Libyan people should determine their own future and Turkey hopes the current military operations in Libya would end as soon as possible, said the prime minister.
“We wanted a peaceful transformation in Libya from the very beginning. We carried out an intensive diplomacy traffic on the matter. But our warnings were not listened, promises were not kept and international military intervention occurred,” he was quoted by the semi-official Anatolia news agency as saying.
The UN Security Council last week passed a resolution on endorsing a no-fly zone and authorizing “all necessary measures,” an appointed reference to military operations, to protect civilians in Libya.
Ankara has voiced support for the UN resolution but reiterated opposition to foreign intervention in Libya.

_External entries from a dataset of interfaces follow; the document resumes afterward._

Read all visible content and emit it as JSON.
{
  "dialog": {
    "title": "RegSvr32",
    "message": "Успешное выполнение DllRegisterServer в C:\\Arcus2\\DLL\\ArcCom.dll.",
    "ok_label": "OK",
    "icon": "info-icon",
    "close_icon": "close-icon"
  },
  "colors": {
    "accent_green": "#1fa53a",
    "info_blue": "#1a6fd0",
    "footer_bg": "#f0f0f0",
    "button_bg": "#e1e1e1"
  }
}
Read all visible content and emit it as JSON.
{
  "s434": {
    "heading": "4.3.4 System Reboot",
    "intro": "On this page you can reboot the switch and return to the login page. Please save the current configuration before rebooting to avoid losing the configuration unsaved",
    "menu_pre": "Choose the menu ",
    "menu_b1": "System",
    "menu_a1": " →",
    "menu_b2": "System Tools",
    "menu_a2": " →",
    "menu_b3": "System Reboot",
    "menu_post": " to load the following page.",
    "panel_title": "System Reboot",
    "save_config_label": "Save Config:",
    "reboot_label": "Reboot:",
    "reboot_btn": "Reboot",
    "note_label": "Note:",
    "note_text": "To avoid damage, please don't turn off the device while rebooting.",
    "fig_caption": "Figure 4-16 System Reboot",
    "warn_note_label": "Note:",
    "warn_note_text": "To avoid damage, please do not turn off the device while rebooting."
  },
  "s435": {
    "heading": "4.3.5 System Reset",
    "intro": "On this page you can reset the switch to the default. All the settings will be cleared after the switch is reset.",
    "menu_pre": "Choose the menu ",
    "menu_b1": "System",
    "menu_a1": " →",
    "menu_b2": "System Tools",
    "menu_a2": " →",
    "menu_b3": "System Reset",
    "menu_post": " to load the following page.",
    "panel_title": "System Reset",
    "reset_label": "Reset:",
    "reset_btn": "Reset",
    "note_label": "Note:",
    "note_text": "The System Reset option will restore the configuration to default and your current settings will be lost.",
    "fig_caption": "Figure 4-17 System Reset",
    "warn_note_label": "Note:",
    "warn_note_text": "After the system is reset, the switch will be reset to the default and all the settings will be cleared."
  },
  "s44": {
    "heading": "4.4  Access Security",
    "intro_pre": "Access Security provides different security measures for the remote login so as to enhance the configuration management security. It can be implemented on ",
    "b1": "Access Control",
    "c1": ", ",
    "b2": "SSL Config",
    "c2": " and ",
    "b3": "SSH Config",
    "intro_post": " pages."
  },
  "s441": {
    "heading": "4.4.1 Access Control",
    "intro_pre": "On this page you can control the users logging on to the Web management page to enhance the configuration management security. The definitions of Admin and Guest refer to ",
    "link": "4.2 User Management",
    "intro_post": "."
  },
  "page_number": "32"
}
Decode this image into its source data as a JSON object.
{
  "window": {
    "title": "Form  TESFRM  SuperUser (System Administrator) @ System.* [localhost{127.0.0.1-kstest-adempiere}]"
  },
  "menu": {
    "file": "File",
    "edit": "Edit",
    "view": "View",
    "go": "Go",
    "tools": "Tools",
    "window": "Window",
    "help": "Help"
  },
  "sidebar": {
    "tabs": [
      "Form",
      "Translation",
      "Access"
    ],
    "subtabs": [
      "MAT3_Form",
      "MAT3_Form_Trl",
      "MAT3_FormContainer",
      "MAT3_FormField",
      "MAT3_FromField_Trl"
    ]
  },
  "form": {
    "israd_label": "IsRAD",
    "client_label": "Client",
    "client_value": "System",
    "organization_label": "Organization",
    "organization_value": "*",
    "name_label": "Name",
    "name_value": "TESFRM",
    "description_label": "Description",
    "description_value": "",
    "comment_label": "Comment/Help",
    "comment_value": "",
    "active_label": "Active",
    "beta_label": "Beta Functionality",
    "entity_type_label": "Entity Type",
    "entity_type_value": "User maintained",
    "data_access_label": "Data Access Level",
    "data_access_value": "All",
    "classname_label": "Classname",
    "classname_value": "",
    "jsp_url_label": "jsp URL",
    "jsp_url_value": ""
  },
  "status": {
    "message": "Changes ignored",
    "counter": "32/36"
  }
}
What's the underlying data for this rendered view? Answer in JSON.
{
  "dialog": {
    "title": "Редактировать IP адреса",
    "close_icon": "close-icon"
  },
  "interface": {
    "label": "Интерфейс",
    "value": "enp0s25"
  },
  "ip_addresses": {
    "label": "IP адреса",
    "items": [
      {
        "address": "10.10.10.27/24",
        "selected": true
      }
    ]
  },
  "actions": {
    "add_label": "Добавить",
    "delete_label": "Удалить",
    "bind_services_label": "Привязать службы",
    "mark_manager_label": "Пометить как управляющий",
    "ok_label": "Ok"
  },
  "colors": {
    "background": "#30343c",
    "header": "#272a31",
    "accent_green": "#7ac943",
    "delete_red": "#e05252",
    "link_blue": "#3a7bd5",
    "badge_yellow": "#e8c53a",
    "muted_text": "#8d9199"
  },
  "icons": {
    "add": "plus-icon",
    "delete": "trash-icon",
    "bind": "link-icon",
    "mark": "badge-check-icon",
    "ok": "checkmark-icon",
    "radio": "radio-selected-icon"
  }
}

In response to Libya’s request for Turkey to act as an observer over a ceasefire announced by the Libyan government following the UN resolution on Friday, Turkish Foreign Minister Ahmet Davutoglu said Turkey was ready to step in and do its part if a ceasefire was implemented.
However, he warned Libya that a no-fly zone would be enforced if efforts failed to prevent the suffering of Libyan civilians.
With the UN endorsement, France, Britain and the United States, also NATO members, have been carrying out strikes individually on Libyan targets since Saturday.
Turkish Foreign Ministry said in a Saturday statement Turkey’s contribution to implementing the UN resolution will be “necessary and appropriate” and that preparations were being made by civil and military authorities in coordination.
Turkey had told the United States and Britain that it attached great importance to implementing the UN resolution in a manner to secure the territorial integrity of Libya and ensure Libyan people ‘s peace, security and prosperity, according to the statement, which came after the first round of West-led air strikes against Libya.
As a NATO member since 1952, Turkey remains adverse to a military intervention under the NATO alliance.
Following a marathon run of meetings in Brussels, NATO ambassadors failed to agree on how the alliance would participate in enforcing a no-fly zone over Libya on Sunday.
Foreign Minister Davutoglu said Monday foreign military operations in Libya had not followed procedures under international laws, urging interventions in Libya should be conducted within the laws.
Turkey supports UN Security Council’s resolution on Libya but ” that decision does not aim to start a comprehensive war,” he told reporters in Ankara.
“It should not be a long war such as that in Afghanistan or Iraq,” he said.
Meanwhile, Turkish National Defense Minister Vecdi Gonul said Monday it was the UN’s decision, not NATO’s, to set up a no-fly zone in Libya.
Participation in the UN operation in Libya was on a voluntary basis and the United Nations did not demand any combat forces for the operation, he said, noting that Turkey had difficulty in understanding France’s leading role in using force against Libya.
Turkey had given priority to evacuating Turkish citizens, international legitimacy and regional support over the Libya issue, the Anatolia quoted diplomatic sources as saying.
Some 25,000 to 30,000 Turkish nationals were working or living in Libya before violence swept the North African country amid protests against decades-long rule of Libyan leader Muammar Gaddafi.
More than 200 Turkish firms were operating for projects worth around 15 billion U.S. dollars in Libya, most of them construction projects.